Deployed from the HMNZS OTAGO, the buoy is part of a collaborative project between the Defence Technology Agency and MetOcean Solutions. The buoy is planned to remain in location for the next six months, where it will be used to gather precise wave spectral data as well as
wave height and wave direction.

"We are very pleased about our research partnership with the Defence," says oceanographer Dr Peter McComb who led the deployment on OTAGO. "The Southern Ocean is an incredible engine for wave energy generation due to the persistent westerly winds and the expansive ocean fetch. This makes it a difficult region to work in, but we were fortunate with a period of relatively good weather to launch the buoy. The data will be of international significance and the wave research community will benefit from open access to the measurements."

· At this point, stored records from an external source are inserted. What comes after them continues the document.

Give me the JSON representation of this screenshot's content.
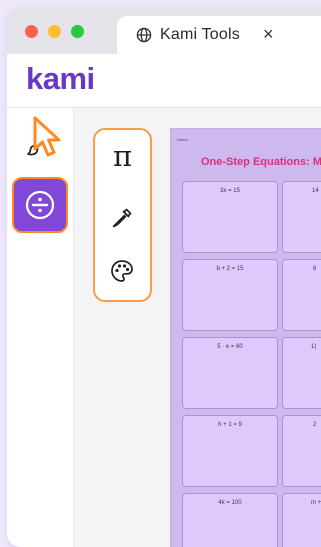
{
  "browser": {
    "tab_title": "Kami Tools",
    "tab_close": "×"
  },
  "app": {
    "logo": "kami",
    "brand_color": "#6b37c6",
    "accent_color": "#ff8a1f"
  },
  "toolbar": {
    "items": [
      {
        "icon": "paintbrush-icon",
        "selected": false
      },
      {
        "icon": "division-icon",
        "selected": true
      }
    ]
  },
  "math_submenu": {
    "items": [
      {
        "icon": "pi-icon",
        "symbol": "π"
      },
      {
        "icon": "eyedropper-icon"
      },
      {
        "icon": "palette-icon"
      }
    ]
  },
  "worksheet": {
    "name_label": "Name:",
    "title": "One-Step Equations: M",
    "problems": [
      "3x = 15",
      "14",
      "b + 2 = 15",
      "8",
      "5 · e = 60",
      "1(",
      "h + 1 = 9",
      "2",
      "4k = 100",
      "m +"
    ]
  }
}
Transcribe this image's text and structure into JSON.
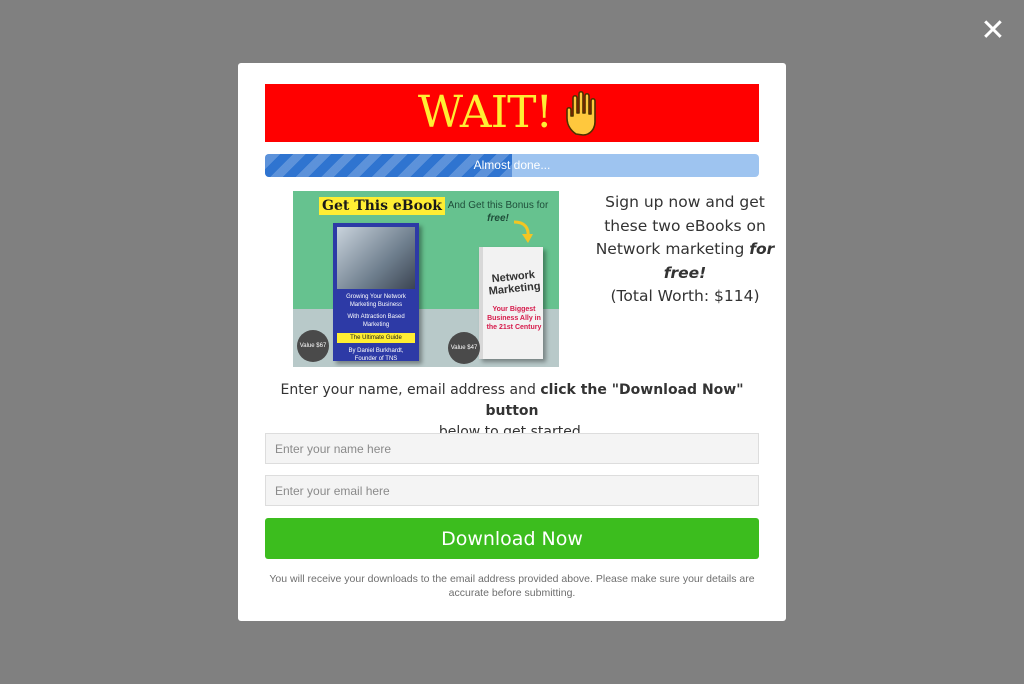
{
  "overlay": {
    "close_symbol": "✕",
    "background_color": "#808080"
  },
  "banner": {
    "title": "WAIT!",
    "icon": "raised-hand-icon",
    "background_color": "#ff0000",
    "text_color": "#ffee33"
  },
  "progress": {
    "label": "Almost done...",
    "percent": 50,
    "fill_color": "#2f74d0",
    "track_color": "#9ec4f0"
  },
  "promo": {
    "heading": "Get This eBook",
    "bonus_line": "And Get this Bonus for",
    "bonus_emphasis": "free!",
    "book1_title": "Growing Your Network Marketing Business",
    "book1_subtitle": "With Attraction Based Marketing",
    "book1_guide": "The Ultimate Guide",
    "book1_author": "By Daniel Burkhardt, Founder of TNS",
    "book2_title": "Network Marketing",
    "book2_subtitle": "Your Biggest Business Ally in the 21st Century",
    "badge1": "Value $67",
    "badge2": "Value $47"
  },
  "signup": {
    "text": "Sign up now and get these two eBooks on Network marketing",
    "emphasis": "for free!",
    "worth": "(Total Worth: $114)"
  },
  "instructions": {
    "before": "Enter your name, email address and",
    "bold": "click the \"Download Now\" button",
    "after": "below to get started."
  },
  "form": {
    "name_placeholder": "Enter your name here",
    "email_placeholder": "Enter your email here",
    "submit_label": "Download Now",
    "submit_color": "#3cbd1e"
  },
  "disclaimer": "You will receive your downloads to the email address provided above. Please make sure your details are accurate before submitting."
}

Dr Tom Durrant, the manager of MetOcean Solutions' wave modelling, says that the buoy will provide invaluable data for an area which remains poorly studied. 

"Due to the harsh ocean environment and remote location, the Southern Ocean is the least observed of any ocean body," he explains. "The wave buoy data will aid our understanding of waves in extreme conditions, and provide measurements against which we can validate and improve our global wave models. To help the deployment we provided detailed forecasts, and we are relieved that the conditions were calm enough to launch the buoy."

For more about the deployment, see the DTA website

 

High resolution wave forecasts for Chile now available

Good forecasts improve port safety and efficiency.

Good forecasts improve port safety and efficiency.

MetOcean Solutions have set up a high resolution wave forecast model for the coastline of Chile in South America. 
 
"We are delighted to now provide a high quality wave model for Chile," says Senior Oceanographer Dr Rafael Guedes. "We've set up a regional domain covering the central and northern Chilean coast and can now provide nearshore wave forecasts for the area north of 41°S. Accurate wave forecasting is important for ports located along this dynamic, exposed coastline."

The Chile model domain, showing depth (left) and sample wave height (right).

The Chile model domain, showing depth (left) and sample wave height (right).

The work was initiated following a visit by MetOcean Solutions to Chile in October, where the need for high resolution port scale wave forecasts was made apparent.  
 
"We've used the state-of-the-art SWAN (Simulating WAves Nearshore) model," continues Dr Guedes. "Like many New Zealand ports, Chilean ports suffer from wave exposure. Accurate modelling can help ports save money and time, and increase safety. MetOcean Solutions specialise in forecasting wave conditions for weather-exposed ports, and we provide expert forecasts for a number of ports internationally already. We are very happy to potentially extend the service to Chile. Of course, very high accuracy forecasts require accurate bathymetry." 
 
The model domain was set up to cover the coast between 41°S and 17°S at 5 km resolution and was set up using full spectral boundaries from MetOcean Solutions' new, upgraded global WAVEWATCH III wave model. The new model can be accessed via the MetOceanView platform.